This season of the year, when Jews celebrate their movement from slavery to freedom at Passover and Christians celebrate Jesus' journey from death to new life on Easter Sunday, I often scour the news of the world for signs of new Passovers and new Easters in today's world.
The prefect of the Congregation for the Doctrine of the Faith has advised bishops' conferences not to take "doctrinal and disciplinary decisions" on issues that rightly fall under the magisterium of the church.
Cardinal Gerhard Muller said while bishops' conferences have authority on some matters, "they don't constitute a magisterium within the magisterium, independently of the pope and out of communion with other bishops."
The church must have more confidence in the faithful and take greater heed of decisions of conscience, the German Conference of Religious Superiors says.
At a press conference on Ash Wednesday, the Cologne archdiocese revealed assets of 3.35 billion euros ($3.82 billion) at the end of 2013.
The academic institute moved operations from Germany to Rome in an effort to influence the church's work on the sex abuse globally.
Thousands of protesters flood the streets in Germany weekly to protest an influx of immigrants, many of them Muslim.
The majority of German bishops find the present guidelines regarding pastoral work with remarried divorcees "fraught with problems."
Since the Decree of Ecumenism, it is not a case of everyone converting to Catholicism but of "us all being able to learn from one another."
The big Catholic story in October was the synod on the family, but October also saw a plenary session of the Congregation for Clergy, which met to examine the "ratio" (program) for priestly studies.
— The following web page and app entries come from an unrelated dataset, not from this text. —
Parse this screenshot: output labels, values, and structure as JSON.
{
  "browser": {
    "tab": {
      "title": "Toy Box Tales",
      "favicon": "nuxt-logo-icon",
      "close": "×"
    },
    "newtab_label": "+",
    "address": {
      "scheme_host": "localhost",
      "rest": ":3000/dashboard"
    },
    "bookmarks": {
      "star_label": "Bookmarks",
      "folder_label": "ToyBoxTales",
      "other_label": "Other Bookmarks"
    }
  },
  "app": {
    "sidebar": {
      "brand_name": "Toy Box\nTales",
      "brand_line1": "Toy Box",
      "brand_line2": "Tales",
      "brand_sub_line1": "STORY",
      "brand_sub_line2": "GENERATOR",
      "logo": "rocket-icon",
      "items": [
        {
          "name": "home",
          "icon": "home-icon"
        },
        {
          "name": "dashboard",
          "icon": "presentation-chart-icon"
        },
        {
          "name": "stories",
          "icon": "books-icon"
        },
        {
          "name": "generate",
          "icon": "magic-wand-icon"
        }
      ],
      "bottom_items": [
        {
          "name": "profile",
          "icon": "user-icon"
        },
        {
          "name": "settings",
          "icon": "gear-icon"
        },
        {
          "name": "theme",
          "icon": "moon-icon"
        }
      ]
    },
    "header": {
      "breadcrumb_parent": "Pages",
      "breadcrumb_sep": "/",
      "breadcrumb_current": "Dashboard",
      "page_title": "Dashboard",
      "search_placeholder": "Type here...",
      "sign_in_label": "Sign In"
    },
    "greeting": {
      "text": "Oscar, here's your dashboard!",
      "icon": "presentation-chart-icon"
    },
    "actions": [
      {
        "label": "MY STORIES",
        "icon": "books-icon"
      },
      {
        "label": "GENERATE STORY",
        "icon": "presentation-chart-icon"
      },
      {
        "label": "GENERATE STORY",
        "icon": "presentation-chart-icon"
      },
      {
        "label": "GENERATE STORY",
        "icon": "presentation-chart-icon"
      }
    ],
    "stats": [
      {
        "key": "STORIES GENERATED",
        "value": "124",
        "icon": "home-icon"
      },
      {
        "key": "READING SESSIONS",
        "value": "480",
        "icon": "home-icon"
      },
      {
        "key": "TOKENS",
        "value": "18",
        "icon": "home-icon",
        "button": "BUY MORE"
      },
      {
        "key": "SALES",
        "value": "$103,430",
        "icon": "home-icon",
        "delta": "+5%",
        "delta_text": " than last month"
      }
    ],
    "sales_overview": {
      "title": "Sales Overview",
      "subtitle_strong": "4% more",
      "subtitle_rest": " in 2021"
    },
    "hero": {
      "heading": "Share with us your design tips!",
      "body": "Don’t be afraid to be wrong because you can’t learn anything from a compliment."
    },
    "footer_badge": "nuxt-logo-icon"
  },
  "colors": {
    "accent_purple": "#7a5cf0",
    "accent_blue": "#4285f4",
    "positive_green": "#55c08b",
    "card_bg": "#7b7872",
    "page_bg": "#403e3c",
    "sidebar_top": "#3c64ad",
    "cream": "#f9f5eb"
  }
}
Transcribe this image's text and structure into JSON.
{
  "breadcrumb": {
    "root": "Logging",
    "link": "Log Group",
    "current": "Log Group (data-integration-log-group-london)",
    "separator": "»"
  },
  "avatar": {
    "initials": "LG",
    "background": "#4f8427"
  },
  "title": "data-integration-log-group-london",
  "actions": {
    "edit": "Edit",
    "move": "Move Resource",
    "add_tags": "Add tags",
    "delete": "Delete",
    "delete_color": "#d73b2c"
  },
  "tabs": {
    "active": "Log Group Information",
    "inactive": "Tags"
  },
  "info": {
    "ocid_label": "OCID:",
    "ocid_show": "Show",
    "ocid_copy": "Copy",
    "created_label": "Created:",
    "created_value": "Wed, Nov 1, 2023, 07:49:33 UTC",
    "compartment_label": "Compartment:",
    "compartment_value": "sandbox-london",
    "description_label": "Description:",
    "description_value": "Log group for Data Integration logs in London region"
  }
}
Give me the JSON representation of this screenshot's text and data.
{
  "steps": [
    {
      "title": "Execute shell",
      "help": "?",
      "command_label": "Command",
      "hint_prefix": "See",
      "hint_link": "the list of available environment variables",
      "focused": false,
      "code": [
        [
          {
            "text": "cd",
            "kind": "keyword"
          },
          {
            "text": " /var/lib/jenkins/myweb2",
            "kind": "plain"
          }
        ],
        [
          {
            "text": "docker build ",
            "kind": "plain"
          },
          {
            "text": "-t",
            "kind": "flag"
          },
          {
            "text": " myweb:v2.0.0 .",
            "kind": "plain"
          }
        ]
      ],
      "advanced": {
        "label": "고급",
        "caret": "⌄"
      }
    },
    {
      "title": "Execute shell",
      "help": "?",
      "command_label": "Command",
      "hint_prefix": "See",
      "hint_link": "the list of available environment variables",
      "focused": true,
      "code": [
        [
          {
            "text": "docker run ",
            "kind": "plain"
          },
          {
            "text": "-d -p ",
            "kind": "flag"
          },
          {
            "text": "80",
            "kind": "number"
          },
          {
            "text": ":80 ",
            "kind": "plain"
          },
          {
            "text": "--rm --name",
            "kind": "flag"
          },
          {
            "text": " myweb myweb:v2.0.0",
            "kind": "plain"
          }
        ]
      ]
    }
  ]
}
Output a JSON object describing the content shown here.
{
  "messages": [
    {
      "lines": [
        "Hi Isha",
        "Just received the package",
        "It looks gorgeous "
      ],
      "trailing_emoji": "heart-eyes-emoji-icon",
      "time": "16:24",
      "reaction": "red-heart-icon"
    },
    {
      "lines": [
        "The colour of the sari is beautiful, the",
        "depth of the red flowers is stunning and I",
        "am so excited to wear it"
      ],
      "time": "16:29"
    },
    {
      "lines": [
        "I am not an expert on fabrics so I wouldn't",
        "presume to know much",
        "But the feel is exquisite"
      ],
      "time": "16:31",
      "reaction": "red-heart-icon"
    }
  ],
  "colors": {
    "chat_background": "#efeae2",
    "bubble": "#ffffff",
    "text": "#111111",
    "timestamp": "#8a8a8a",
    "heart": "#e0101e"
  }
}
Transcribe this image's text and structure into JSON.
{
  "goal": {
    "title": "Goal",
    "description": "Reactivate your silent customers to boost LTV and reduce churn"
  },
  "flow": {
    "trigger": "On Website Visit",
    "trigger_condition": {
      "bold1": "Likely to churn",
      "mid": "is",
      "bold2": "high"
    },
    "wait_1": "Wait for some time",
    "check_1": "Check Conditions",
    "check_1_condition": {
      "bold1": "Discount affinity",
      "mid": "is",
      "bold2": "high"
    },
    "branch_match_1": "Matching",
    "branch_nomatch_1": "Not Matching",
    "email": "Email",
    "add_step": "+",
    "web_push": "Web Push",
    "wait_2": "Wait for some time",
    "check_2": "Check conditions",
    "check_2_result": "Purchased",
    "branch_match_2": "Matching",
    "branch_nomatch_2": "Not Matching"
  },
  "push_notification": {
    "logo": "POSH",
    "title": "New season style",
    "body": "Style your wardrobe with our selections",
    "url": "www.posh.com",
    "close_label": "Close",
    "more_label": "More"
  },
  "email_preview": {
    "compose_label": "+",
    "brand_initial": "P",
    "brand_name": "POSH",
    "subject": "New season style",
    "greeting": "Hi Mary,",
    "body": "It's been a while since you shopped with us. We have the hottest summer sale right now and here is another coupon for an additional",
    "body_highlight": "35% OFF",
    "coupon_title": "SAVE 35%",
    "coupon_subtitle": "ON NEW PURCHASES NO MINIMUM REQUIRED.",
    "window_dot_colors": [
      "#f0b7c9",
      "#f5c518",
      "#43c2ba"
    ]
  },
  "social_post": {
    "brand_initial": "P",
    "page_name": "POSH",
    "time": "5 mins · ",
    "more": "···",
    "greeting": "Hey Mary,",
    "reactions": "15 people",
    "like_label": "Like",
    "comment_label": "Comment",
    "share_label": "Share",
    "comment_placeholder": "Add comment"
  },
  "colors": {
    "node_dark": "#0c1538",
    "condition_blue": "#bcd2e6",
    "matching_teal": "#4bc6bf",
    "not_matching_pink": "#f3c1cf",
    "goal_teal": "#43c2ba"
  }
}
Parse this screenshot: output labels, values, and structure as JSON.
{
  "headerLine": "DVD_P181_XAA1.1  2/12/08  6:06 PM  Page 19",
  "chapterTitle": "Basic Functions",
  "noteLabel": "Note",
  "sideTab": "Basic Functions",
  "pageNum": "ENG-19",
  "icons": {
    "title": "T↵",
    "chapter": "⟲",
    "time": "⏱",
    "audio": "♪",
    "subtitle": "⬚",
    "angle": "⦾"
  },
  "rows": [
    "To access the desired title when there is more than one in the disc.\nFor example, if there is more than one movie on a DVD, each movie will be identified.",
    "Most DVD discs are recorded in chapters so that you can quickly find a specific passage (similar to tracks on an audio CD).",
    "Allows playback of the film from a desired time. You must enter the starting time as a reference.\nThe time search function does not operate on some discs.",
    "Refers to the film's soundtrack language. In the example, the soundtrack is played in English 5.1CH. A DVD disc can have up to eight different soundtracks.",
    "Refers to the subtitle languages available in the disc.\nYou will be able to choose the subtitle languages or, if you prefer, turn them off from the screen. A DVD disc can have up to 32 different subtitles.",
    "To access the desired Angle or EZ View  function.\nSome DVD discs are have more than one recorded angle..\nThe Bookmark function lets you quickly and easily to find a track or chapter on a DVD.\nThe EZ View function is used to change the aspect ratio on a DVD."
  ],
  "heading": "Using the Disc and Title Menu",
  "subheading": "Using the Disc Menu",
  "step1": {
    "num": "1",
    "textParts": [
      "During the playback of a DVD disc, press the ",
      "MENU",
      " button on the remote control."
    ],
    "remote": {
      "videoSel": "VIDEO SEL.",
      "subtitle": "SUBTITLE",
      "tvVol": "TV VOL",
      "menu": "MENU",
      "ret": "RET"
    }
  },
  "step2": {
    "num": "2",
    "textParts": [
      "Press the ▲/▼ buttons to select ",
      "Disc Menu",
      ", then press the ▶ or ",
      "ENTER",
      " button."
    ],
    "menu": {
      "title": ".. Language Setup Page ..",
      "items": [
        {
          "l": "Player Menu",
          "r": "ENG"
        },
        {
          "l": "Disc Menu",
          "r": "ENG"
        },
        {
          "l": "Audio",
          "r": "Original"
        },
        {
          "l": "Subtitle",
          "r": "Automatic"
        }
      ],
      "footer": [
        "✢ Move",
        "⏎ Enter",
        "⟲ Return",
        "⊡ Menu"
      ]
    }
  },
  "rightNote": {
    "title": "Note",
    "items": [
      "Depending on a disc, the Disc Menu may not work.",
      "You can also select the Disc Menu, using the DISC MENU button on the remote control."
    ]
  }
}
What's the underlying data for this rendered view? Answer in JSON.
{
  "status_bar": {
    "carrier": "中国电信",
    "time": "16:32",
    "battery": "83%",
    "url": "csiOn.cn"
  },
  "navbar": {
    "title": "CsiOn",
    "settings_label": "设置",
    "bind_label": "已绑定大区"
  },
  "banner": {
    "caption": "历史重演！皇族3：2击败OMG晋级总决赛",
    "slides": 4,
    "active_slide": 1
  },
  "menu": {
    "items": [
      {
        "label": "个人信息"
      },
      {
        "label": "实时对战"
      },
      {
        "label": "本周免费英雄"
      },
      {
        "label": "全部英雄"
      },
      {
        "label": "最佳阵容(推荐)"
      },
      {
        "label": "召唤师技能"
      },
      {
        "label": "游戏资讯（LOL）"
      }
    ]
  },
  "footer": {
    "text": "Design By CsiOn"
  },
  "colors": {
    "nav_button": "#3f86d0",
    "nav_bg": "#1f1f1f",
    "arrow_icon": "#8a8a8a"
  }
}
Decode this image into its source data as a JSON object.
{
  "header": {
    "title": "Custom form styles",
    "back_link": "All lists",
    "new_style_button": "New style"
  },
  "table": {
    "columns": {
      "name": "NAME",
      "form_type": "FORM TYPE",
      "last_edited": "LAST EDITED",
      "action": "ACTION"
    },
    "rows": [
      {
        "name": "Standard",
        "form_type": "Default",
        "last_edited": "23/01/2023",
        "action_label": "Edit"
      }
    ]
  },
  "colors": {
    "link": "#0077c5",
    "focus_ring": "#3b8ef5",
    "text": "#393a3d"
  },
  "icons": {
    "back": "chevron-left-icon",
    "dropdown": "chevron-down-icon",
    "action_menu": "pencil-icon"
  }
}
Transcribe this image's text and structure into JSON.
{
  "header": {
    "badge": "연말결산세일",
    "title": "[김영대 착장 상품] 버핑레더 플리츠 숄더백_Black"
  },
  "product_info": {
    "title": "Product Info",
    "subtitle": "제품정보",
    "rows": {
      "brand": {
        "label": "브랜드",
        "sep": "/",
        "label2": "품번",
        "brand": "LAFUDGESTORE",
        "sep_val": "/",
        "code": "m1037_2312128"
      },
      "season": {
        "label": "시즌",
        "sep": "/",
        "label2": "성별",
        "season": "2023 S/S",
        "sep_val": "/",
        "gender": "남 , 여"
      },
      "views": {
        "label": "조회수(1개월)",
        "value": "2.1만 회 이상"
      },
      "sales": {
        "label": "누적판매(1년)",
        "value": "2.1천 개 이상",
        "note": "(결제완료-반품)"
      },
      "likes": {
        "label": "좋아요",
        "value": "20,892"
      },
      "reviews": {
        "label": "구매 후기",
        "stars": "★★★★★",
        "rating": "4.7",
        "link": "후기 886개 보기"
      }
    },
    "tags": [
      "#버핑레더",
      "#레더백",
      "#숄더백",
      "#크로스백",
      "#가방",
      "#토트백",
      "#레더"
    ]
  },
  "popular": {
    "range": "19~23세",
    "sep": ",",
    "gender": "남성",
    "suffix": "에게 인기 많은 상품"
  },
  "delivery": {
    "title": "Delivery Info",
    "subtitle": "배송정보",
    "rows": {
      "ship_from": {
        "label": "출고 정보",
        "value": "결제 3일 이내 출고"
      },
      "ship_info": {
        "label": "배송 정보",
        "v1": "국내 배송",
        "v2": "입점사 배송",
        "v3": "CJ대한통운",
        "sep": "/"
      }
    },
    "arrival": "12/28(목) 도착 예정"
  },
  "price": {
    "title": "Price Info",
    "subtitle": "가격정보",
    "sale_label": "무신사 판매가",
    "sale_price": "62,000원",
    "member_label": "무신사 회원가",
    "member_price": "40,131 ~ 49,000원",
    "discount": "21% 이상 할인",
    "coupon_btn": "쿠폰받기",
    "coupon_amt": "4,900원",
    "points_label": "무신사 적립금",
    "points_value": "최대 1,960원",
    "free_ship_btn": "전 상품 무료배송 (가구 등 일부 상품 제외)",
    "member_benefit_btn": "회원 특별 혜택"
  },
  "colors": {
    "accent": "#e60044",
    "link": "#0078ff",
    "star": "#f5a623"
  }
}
"Saying that the doctrine will never change is a restrictive view of things. ... The core of the Catholic church remains the Gospel, but have we discovered everything?"